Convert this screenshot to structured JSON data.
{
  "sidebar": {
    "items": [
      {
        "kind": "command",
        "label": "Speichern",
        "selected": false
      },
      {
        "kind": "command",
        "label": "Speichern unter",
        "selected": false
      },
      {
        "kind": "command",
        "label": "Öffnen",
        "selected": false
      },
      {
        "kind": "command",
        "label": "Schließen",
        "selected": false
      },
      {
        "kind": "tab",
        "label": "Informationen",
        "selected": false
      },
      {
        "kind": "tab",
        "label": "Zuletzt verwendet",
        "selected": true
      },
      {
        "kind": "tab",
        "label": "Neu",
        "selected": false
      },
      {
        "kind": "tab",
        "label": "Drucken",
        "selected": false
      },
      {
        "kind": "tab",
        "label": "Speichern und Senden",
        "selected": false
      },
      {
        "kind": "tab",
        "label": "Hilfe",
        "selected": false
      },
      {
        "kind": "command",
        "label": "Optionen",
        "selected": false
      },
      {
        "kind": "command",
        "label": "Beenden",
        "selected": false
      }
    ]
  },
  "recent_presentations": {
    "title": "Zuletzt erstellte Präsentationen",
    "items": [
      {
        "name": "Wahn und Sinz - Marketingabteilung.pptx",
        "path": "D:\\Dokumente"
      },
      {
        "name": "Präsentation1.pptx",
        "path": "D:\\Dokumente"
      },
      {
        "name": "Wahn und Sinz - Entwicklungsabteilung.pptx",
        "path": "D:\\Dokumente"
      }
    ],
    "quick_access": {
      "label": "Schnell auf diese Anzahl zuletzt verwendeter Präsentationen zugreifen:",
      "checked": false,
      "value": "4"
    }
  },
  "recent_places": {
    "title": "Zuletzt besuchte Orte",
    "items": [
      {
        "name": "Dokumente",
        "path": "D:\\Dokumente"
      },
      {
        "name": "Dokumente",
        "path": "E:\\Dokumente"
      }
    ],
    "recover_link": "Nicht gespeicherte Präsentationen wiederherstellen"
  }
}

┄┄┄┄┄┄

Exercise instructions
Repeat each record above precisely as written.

Answer to this exercise
Convert this screenshot to structured JSON data.
{
  "sidebar": {
    "items": [
      {
        "kind": "command",
        "label": "Speichern",
        "selected": false
      },
      {
        "kind": "command",
        "label": "Speichern unter",
        "selected": false
      },
      {
        "kind": "command",
        "label": "Öffnen",
        "selected": false
      },
      {
        "kind": "command",
        "label": "Schließen",
        "selected": false
      },
      {
        "kind": "tab",
        "label": "Informationen",
        "selected": false
      },
      {
        "kind": "tab",
        "label": "Zuletzt verwendet",
        "selected": true
      },
      {
        "kind": "tab",
        "label": "Neu",
        "selected": false
      },
      {
        "kind": "tab",
        "label": "Drucken",
        "selected": false
      },
      {
        "kind": "tab",
        "label": "Speichern und Senden",
        "selected": false
      },
      {
        "kind": "tab",
        "label": "Hilfe",
        "selected": false
      },
      {
        "kind": "command",
        "label": "Optionen",
        "selected": false
      },
      {
        "kind": "command",
        "label": "Beenden",
        "selected": false
      }
    ]
  },
  "recent_presentations": {
    "title": "Zuletzt erstellte Präsentationen",
    "items": [
      {
        "name": "Wahn und Sinz - Marketingabteilung.pptx",
        "path": "D:\\Dokumente"
      },
      {
        "name": "Präsentation1.pptx",
        "path": "D:\\Dokumente"
      },
      {
        "name": "Wahn und Sinz - Entwicklungsabteilung.pptx",
        "path": "D:\\Dokumente"
      }
    ],
    "quick_access": {
      "label": "Schnell auf diese Anzahl zuletzt verwendeter Präsentationen zugreifen:",
      "checked": false,
      "value": "4"
    }
  },
  "recent_places": {
    "title": "Zuletzt besuchte Orte",
    "items": [
      {
        "name": "Dokumente",
        "path": "D:\\Dokumente"
      },
      {
        "name": "Dokumente",
        "path": "E:\\Dokumente"
      }
    ],
    "recover_link": "Nicht gespeicherte Präsentationen wiederherstellen"
  }
}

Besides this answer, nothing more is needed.